What the exercise asks |
Report how many lines in the following entries contain "this". Nothing else should be given.

Data records |
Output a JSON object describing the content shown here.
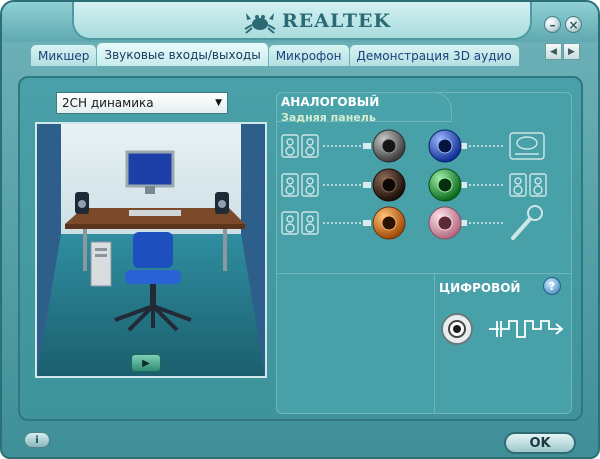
{
  "app": {
    "brand": "REALTEK"
  },
  "window_buttons": {
    "minimize_symbol": "–",
    "close_symbol": "×"
  },
  "tabs": [
    {
      "label": "Микшер"
    },
    {
      "label": "Звуковые входы/выходы"
    },
    {
      "label": "Микрофон"
    },
    {
      "label": "Демонстрация 3D аудио"
    }
  ],
  "active_tab": "Звуковые входы/выходы",
  "tab_scroll": {
    "left": "◀",
    "right": "▶"
  },
  "speaker_config": {
    "selected": "2CH динамика"
  },
  "scene": {
    "play_symbol": "▶"
  },
  "analog": {
    "title": "АНАЛОГОВЫЙ",
    "rear_panel": "Задняя панель",
    "jacks": [
      {
        "color_name": "grey",
        "color": "#6b6b6b",
        "device": "speakers-pair-icon",
        "side": "left"
      },
      {
        "color_name": "black",
        "color": "#2a1a10",
        "device": "speakers-pair-icon",
        "side": "left"
      },
      {
        "color_name": "orange",
        "color": "#d46a1c",
        "device": "speakers-pair-icon",
        "side": "left"
      },
      {
        "color_name": "blue",
        "color": "#1f4fd1",
        "device": "line-in-icon",
        "side": "right"
      },
      {
        "color_name": "green",
        "color": "#1ea23a",
        "device": "speakers-pair-icon",
        "side": "right"
      },
      {
        "color_name": "pink",
        "color": "#e59aae",
        "device": "microphone-icon",
        "side": "right"
      }
    ]
  },
  "digital": {
    "title": "ЦИФРОВОЙ",
    "help_symbol": "?"
  },
  "footer": {
    "info_symbol": "i",
    "ok_label": "OK"
  },
  "colors": {
    "accent": "#3f949c",
    "tab_text": "#1d3f7a",
    "title_text": "#ffffff"
  }
}
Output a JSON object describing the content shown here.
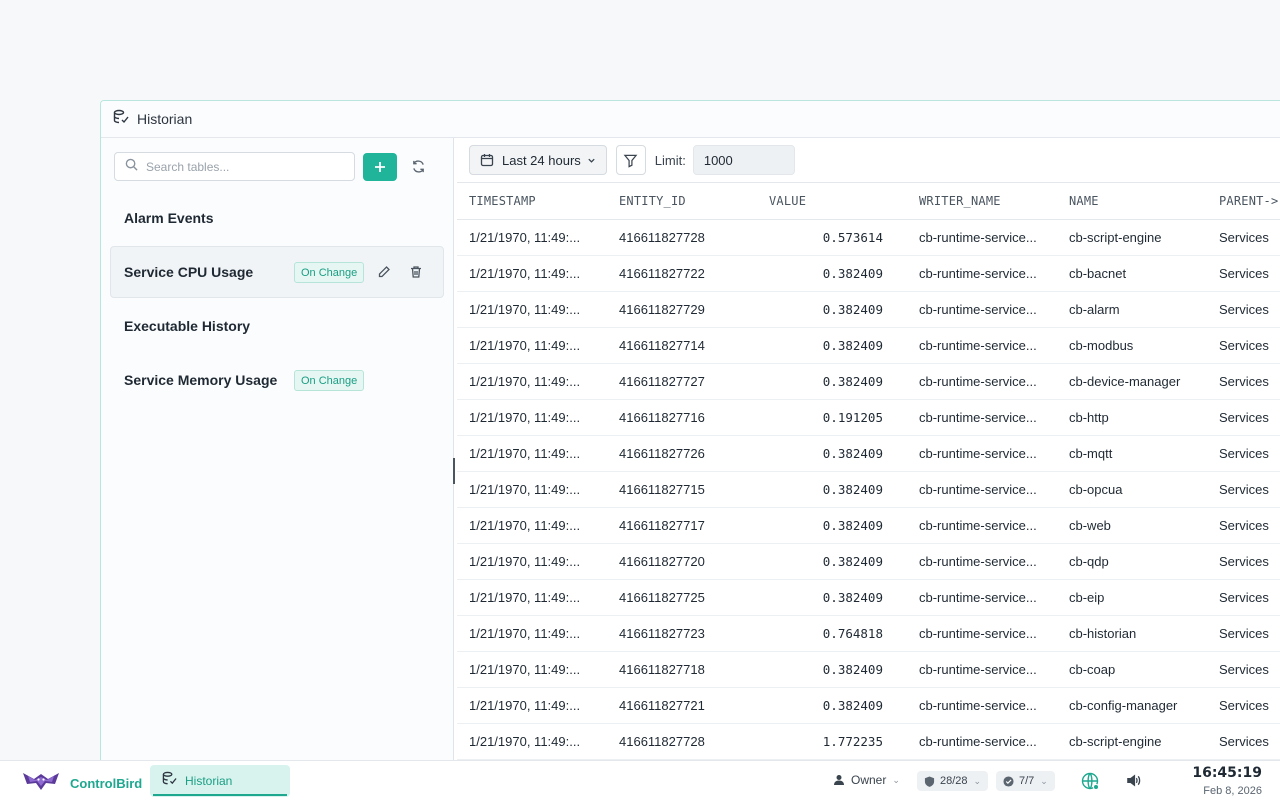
{
  "window": {
    "title": "Historian"
  },
  "sidebar": {
    "search_placeholder": "Search tables...",
    "tables": [
      {
        "name": "Alarm Events",
        "badge": "",
        "active": false
      },
      {
        "name": "Service CPU Usage",
        "badge": "On Change",
        "active": true
      },
      {
        "name": "Executable History",
        "badge": "",
        "active": false
      },
      {
        "name": "Service Memory Usage",
        "badge": "On Change",
        "active": false
      }
    ]
  },
  "toolbar": {
    "range_label": "Last 24 hours",
    "limit_label": "Limit:",
    "limit_value": "1000"
  },
  "table": {
    "columns": [
      "TIMESTAMP",
      "ENTITY_ID",
      "VALUE",
      "WRITER_NAME",
      "NAME",
      "PARENT->"
    ],
    "rows": [
      [
        "1/21/1970, 11:49:...",
        "416611827728",
        "0.573614",
        "cb-runtime-service...",
        "cb-script-engine",
        "Services"
      ],
      [
        "1/21/1970, 11:49:...",
        "416611827722",
        "0.382409",
        "cb-runtime-service...",
        "cb-bacnet",
        "Services"
      ],
      [
        "1/21/1970, 11:49:...",
        "416611827729",
        "0.382409",
        "cb-runtime-service...",
        "cb-alarm",
        "Services"
      ],
      [
        "1/21/1970, 11:49:...",
        "416611827714",
        "0.382409",
        "cb-runtime-service...",
        "cb-modbus",
        "Services"
      ],
      [
        "1/21/1970, 11:49:...",
        "416611827727",
        "0.382409",
        "cb-runtime-service...",
        "cb-device-manager",
        "Services"
      ],
      [
        "1/21/1970, 11:49:...",
        "416611827716",
        "0.191205",
        "cb-runtime-service...",
        "cb-http",
        "Services"
      ],
      [
        "1/21/1970, 11:49:...",
        "416611827726",
        "0.382409",
        "cb-runtime-service...",
        "cb-mqtt",
        "Services"
      ],
      [
        "1/21/1970, 11:49:...",
        "416611827715",
        "0.382409",
        "cb-runtime-service...",
        "cb-opcua",
        "Services"
      ],
      [
        "1/21/1970, 11:49:...",
        "416611827717",
        "0.382409",
        "cb-runtime-service...",
        "cb-web",
        "Services"
      ],
      [
        "1/21/1970, 11:49:...",
        "416611827720",
        "0.382409",
        "cb-runtime-service...",
        "cb-qdp",
        "Services"
      ],
      [
        "1/21/1970, 11:49:...",
        "416611827725",
        "0.382409",
        "cb-runtime-service...",
        "cb-eip",
        "Services"
      ],
      [
        "1/21/1970, 11:49:...",
        "416611827723",
        "0.764818",
        "cb-runtime-service...",
        "cb-historian",
        "Services"
      ],
      [
        "1/21/1970, 11:49:...",
        "416611827718",
        "0.382409",
        "cb-runtime-service...",
        "cb-coap",
        "Services"
      ],
      [
        "1/21/1970, 11:49:...",
        "416611827721",
        "0.382409",
        "cb-runtime-service...",
        "cb-config-manager",
        "Services"
      ],
      [
        "1/21/1970, 11:49:...",
        "416611827728",
        "1.772235",
        "cb-runtime-service...",
        "cb-script-engine",
        "Services"
      ]
    ]
  },
  "taskbar": {
    "brand": "ControlBird",
    "task_label": "Historian",
    "user": "Owner",
    "services_count": "28/28",
    "checks_count": "7/7",
    "time": "16:45:19",
    "date": "Feb 8, 2026"
  },
  "colors": {
    "accent": "#20b59a",
    "badge_text": "#1a9e84",
    "badge_bg": "#e6f6f2"
  }
}
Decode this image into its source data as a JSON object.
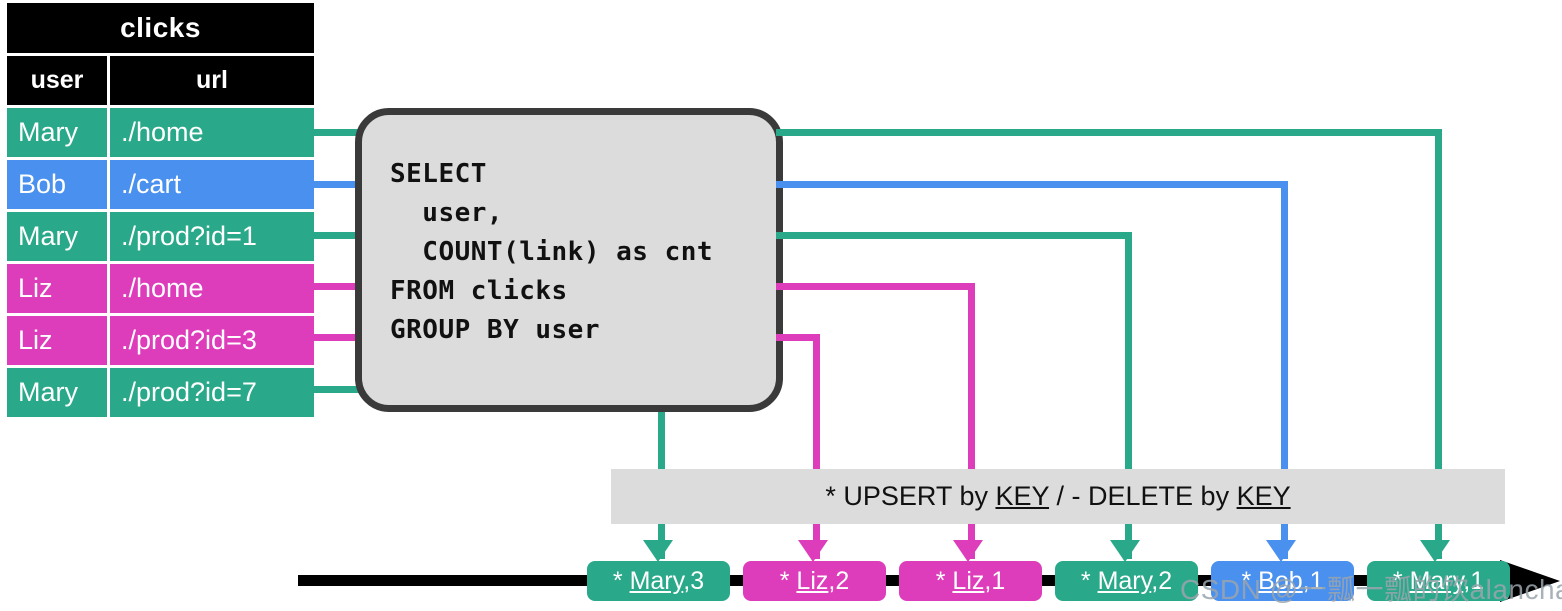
{
  "table": {
    "title": "clicks",
    "columns": [
      "user",
      "url"
    ],
    "rows": [
      {
        "user": "Mary",
        "url": "./home",
        "color": "teal"
      },
      {
        "user": "Bob",
        "url": "./cart",
        "color": "blue"
      },
      {
        "user": "Mary",
        "url": "./prod?id=1",
        "color": "teal"
      },
      {
        "user": "Liz",
        "url": "./home",
        "color": "pink"
      },
      {
        "user": "Liz",
        "url": "./prod?id=3",
        "color": "pink"
      },
      {
        "user": "Mary",
        "url": "./prod?id=7",
        "color": "teal"
      }
    ]
  },
  "sql": {
    "query": "SELECT\n  user,\n  COUNT(link) as cnt\nFROM clicks\nGROUP BY user"
  },
  "upsert_bar": {
    "prefix": "* UPSERT by ",
    "key1": "KEY",
    "middle": " / - DELETE by ",
    "key2": "KEY",
    "full_text": "* UPSERT by KEY / - DELETE by KEY"
  },
  "changelog": {
    "chips": [
      {
        "op": "*",
        "key": "Mary",
        "value": "3",
        "label": "* Mary,3",
        "color": "teal"
      },
      {
        "op": "*",
        "key": "Liz",
        "value": "2",
        "label": "* Liz,2",
        "color": "pink"
      },
      {
        "op": "*",
        "key": "Liz",
        "value": "1",
        "label": "* Liz,1",
        "color": "pink"
      },
      {
        "op": "*",
        "key": "Mary",
        "value": "2",
        "label": "* Mary,2",
        "color": "teal"
      },
      {
        "op": "*",
        "key": "Bob",
        "value": "1",
        "label": "* Bob,1",
        "color": "blue"
      },
      {
        "op": "*",
        "key": "Mary",
        "value": "1",
        "label": "* Mary,1",
        "color": "teal"
      }
    ]
  },
  "watermark": {
    "text": "CSDN @一瓢一瓢的饮alanchan"
  },
  "colors": {
    "teal": "#2aa98a",
    "blue": "#4a90ee",
    "pink": "#dd3dbb",
    "header": "#000000",
    "box_fill": "#dcdcdc",
    "box_border": "#3a3a3a",
    "timeline": "#000000"
  }
}
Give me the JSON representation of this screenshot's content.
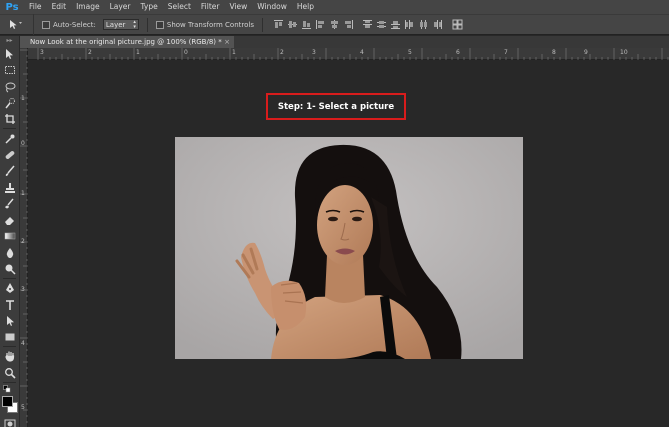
{
  "app": {
    "logo": "Ps"
  },
  "menu": [
    "File",
    "Edit",
    "Image",
    "Layer",
    "Type",
    "Select",
    "Filter",
    "View",
    "Window",
    "Help"
  ],
  "options": {
    "tool_icon": "move-tool-icon",
    "auto_select_label": "Auto-Select:",
    "auto_select_value": "Layer",
    "show_transform_label": "Show Transform Controls"
  },
  "document": {
    "tab_title": "Now Look at the original picture.jpg @ 100% (RGB/8) *",
    "close_glyph": "×"
  },
  "ruler": {
    "top_numbers": [
      "3",
      "2",
      "1",
      "0",
      "1",
      "2",
      "3",
      "4",
      "5",
      "6",
      "7",
      "8",
      "9",
      "10"
    ],
    "left_numbers": [
      "1",
      "0",
      "1",
      "2",
      "3",
      "4",
      "5"
    ]
  },
  "overlay": {
    "step_label": "Step: 1- Select a picture"
  },
  "tools": [
    "move",
    "marquee",
    "lasso",
    "quick-select",
    "crop",
    "eyedropper",
    "healing",
    "brush",
    "stamp",
    "history-brush",
    "eraser",
    "gradient",
    "blur",
    "dodge",
    "pen",
    "type",
    "path-select",
    "shape",
    "hand",
    "zoom"
  ],
  "colors": {
    "accent": "#2fa3f5",
    "highlight": "#d81c1c",
    "panel": "#454545",
    "canvas": "#282828"
  }
}
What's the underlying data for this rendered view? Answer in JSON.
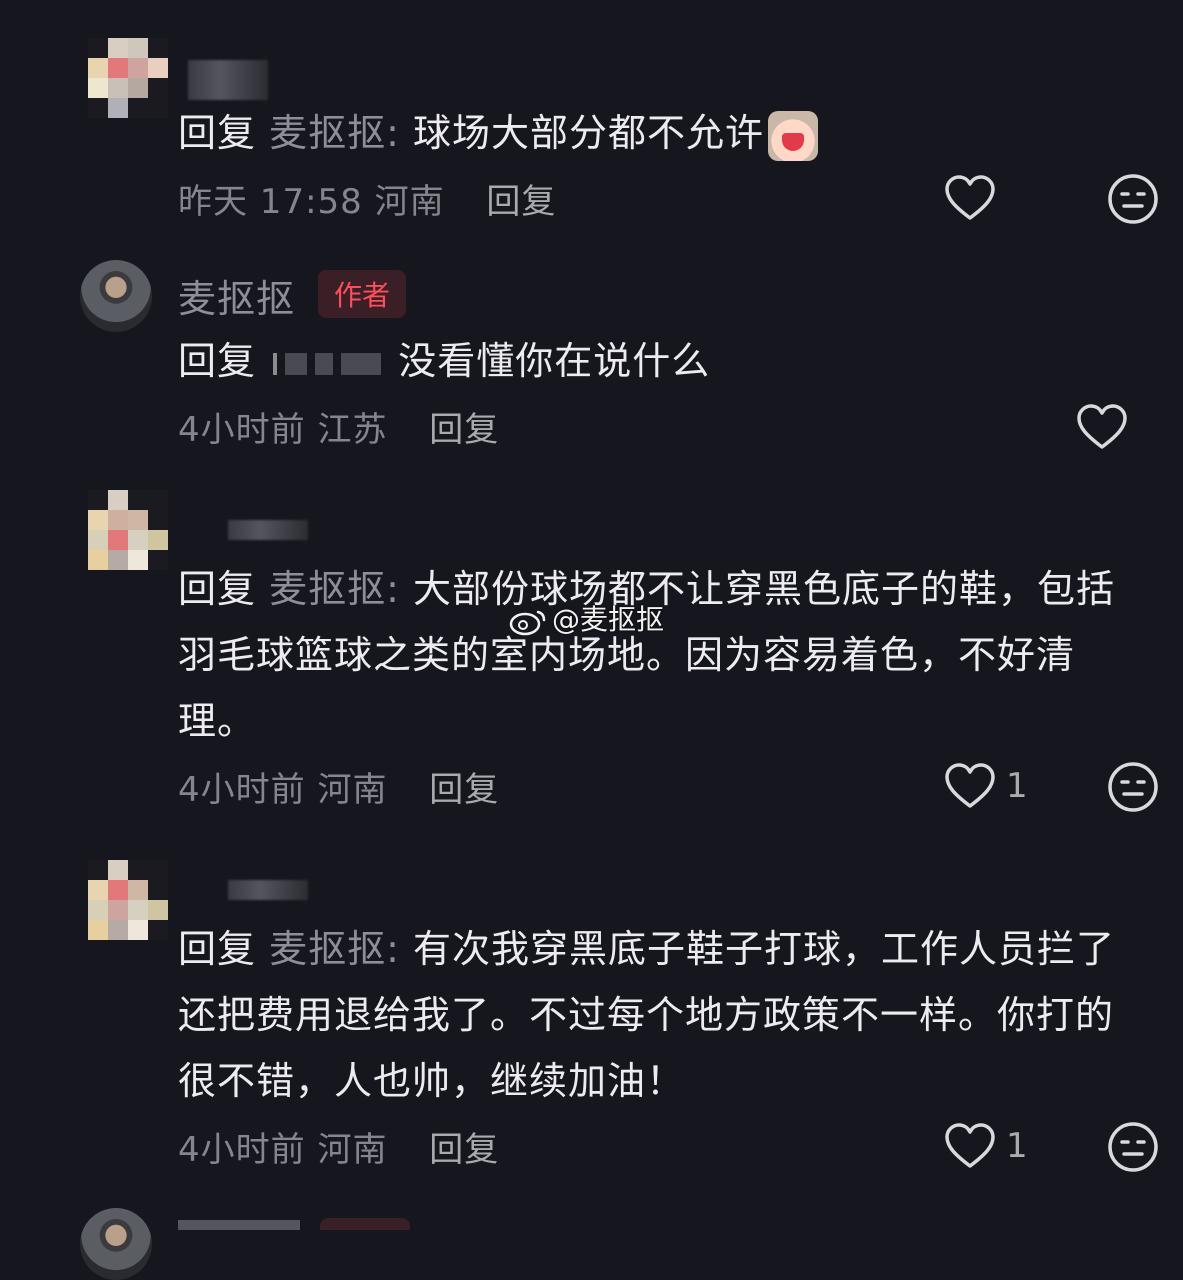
{
  "comments": [
    {
      "reply_prefix": "回复",
      "reply_to": "麦抠抠:",
      "body": "球场大部分都不允许",
      "time": "昨天 17:58",
      "location": "河南",
      "reply_button": "回复",
      "likes": ""
    },
    {
      "author": "麦抠抠",
      "author_badge": "作者",
      "reply_prefix": "回复",
      "body": "没看懂你在说什么",
      "time": "4小时前",
      "location": "江苏",
      "reply_button": "回复",
      "likes": ""
    },
    {
      "reply_prefix": "回复",
      "reply_to": "麦抠抠:",
      "body": "大部份球场都不让穿黑色底子的鞋，包括羽毛球篮球之类的室内场地。因为容易着色，不好清理。",
      "time": "4小时前",
      "location": "河南",
      "reply_button": "回复",
      "likes": "1"
    },
    {
      "reply_prefix": "回复",
      "reply_to": "麦抠抠:",
      "body": "有次我穿黑底子鞋子打球，工作人员拦了还把费用退给我了。不过每个地方政策不一样。你打的很不错，人也帅，继续加油！",
      "time": "4小时前",
      "location": "河南",
      "reply_button": "回复",
      "likes": "1"
    }
  ],
  "watermark": "@麦抠抠",
  "colors": {
    "background": "#16161e",
    "author_badge": "#ff4d5a",
    "meta": "#85858d"
  }
}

Task solution |
3